For Dr. O, a psych professor at my Alma Mater, this was practically a mantra. I had the pleasure of having what amounted to a wellness class with him only last semester, and he spoke those words at virtually every meeting. I've also seen it on a lot of blogs, so it certainly isn't fresh insight for me.
That's why I was surprised when it popped into my head at 4:45 this morning. I was awoken by the strops, purrs and drips of drool that I can expect when by 3 year old calico, Betty Lou, manages to get my bedroom door open. Typically, I give her the requisite attention, send her off and return to sleep, but this morning that quote was burned into my brain.
Maybe it resonated with me so well today because I had gone to bed feeling guilty. It wasn't so much that I had overeaten yesterday, but rather that I had eaten and overeaten when I didn't feel hungry. I was stressed out about work and personal relationships and there just happened to be cookies and light ice cream in the kitchen. I didn't binge, but I wasn't eating to relieve any physical hunger and that made me feel out of control and angry. As my head hit the pillow, I felt like a failure and I was sorely disappointed in myself.

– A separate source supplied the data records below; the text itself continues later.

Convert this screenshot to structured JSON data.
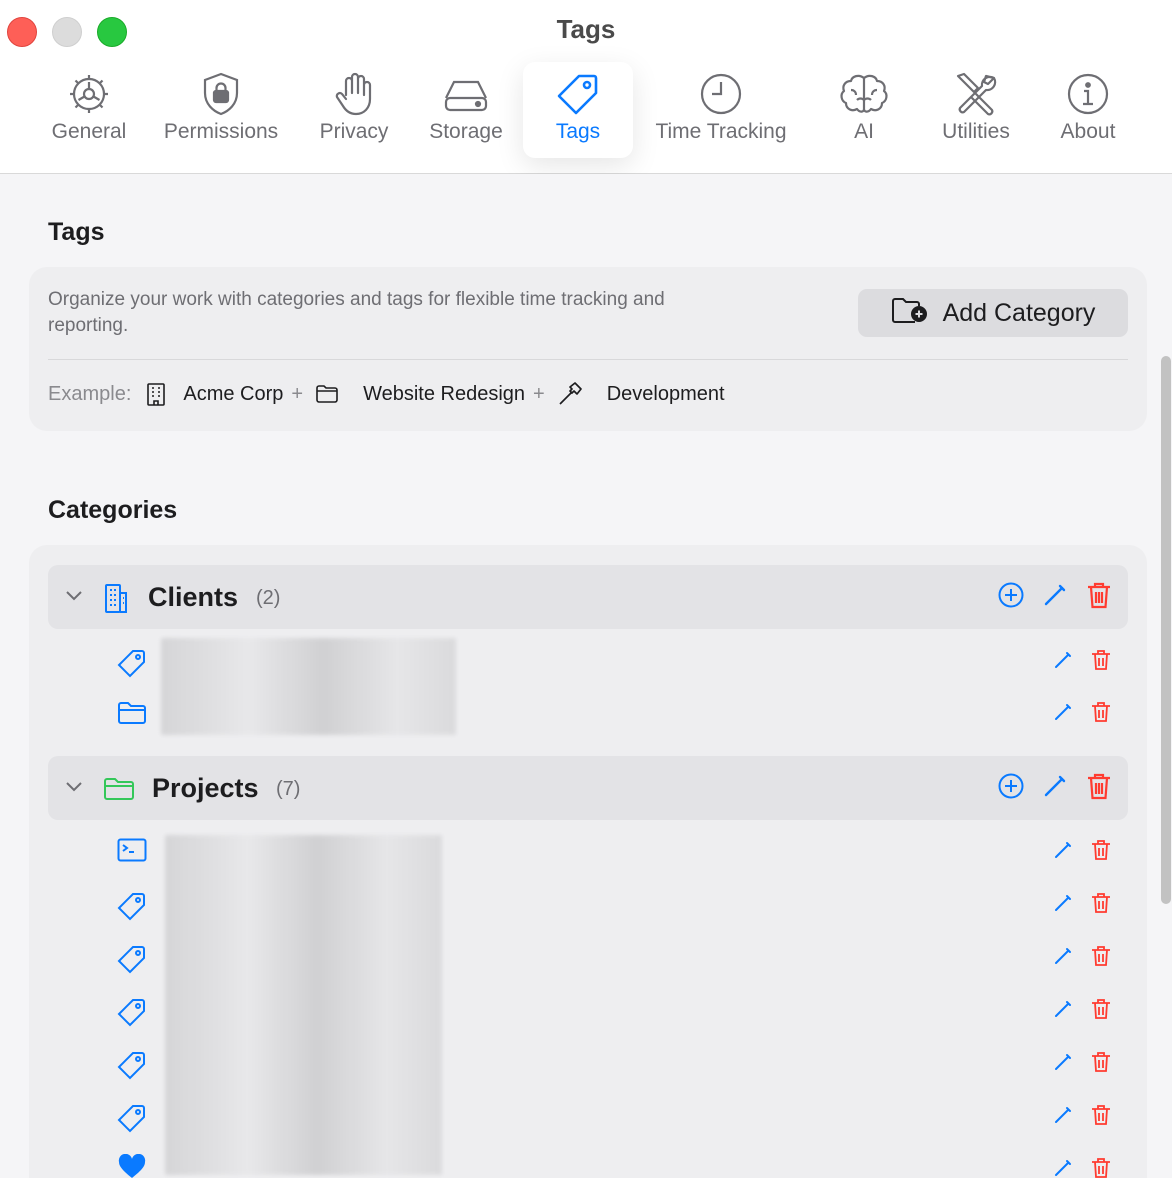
{
  "window": {
    "title": "Tags"
  },
  "toolbar": {
    "tabs": [
      {
        "label": "General",
        "icon": "gear-icon"
      },
      {
        "label": "Permissions",
        "icon": "lock-shield-icon"
      },
      {
        "label": "Privacy",
        "icon": "hand-icon"
      },
      {
        "label": "Storage",
        "icon": "drive-icon"
      },
      {
        "label": "Tags",
        "icon": "tag-icon",
        "active": true
      },
      {
        "label": "Time Tracking",
        "icon": "clock-icon"
      },
      {
        "label": "AI",
        "icon": "brain-icon"
      },
      {
        "label": "Utilities",
        "icon": "tools-icon"
      },
      {
        "label": "About",
        "icon": "info-icon"
      }
    ]
  },
  "tags_section": {
    "heading": "Tags",
    "description": "Organize your work with categories and tags for flexible time tracking and reporting.",
    "add_category_label": "Add Category",
    "example": {
      "label": "Example:",
      "client": "Acme Corp",
      "plus": "+",
      "project": "Website Redesign",
      "task": "Development"
    }
  },
  "categories_section": {
    "heading": "Categories",
    "categories": [
      {
        "name": "Clients",
        "count": "(2)",
        "icon": "building-icon",
        "items": [
          {
            "icon": "tag-icon"
          },
          {
            "icon": "folder-icon"
          }
        ]
      },
      {
        "name": "Projects",
        "count": "(7)",
        "icon": "folder-icon",
        "items": [
          {
            "icon": "terminal-icon"
          },
          {
            "icon": "tag-icon"
          },
          {
            "icon": "tag-icon"
          },
          {
            "icon": "tag-icon"
          },
          {
            "icon": "tag-icon"
          },
          {
            "icon": "tag-icon"
          },
          {
            "icon": "heart-icon"
          }
        ]
      }
    ]
  },
  "colors": {
    "accent": "#0a7aff",
    "delete": "#ff3b30",
    "projects_icon": "#34c759"
  }
}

But listening to the predawn rain with the warmth of a cat on my chest, I found new perspective. I buy into the idea that we are what we repeatedly do. On the most basic level, I had to repeatedly eat more calories than I burned to tip the scales at nearly 280 pounds. I wasn't "an over eater" the first time I stuffed myself at Thanksgiving. That became part of my identity as I continued to do it on a daily basis. By the same token, jogging around the block won't make me an athlete and showing compassion on one, isolated occasion won't make me a good person.
What matters is the sum of who we are and what we do. On this journey, I need to focus on pushing forward and I need to treat every day and every moment as a chance to shape who I am and who I will become. If, in the grand tally, I make healthy choices more often than less healthy ones, I will eventually achieve my goals. That's it. Cultivating excellence is as simple and as difficult as that.
Finding comfort in food and laying in front of the T.V. have been part of who I am for as long as I can remember. Changing the fabric of my being is bound to take some time, and I bet there will be some rips along the way.
O.K. The metaphors are getting thick and deep in here, so why don't you share your own perspective!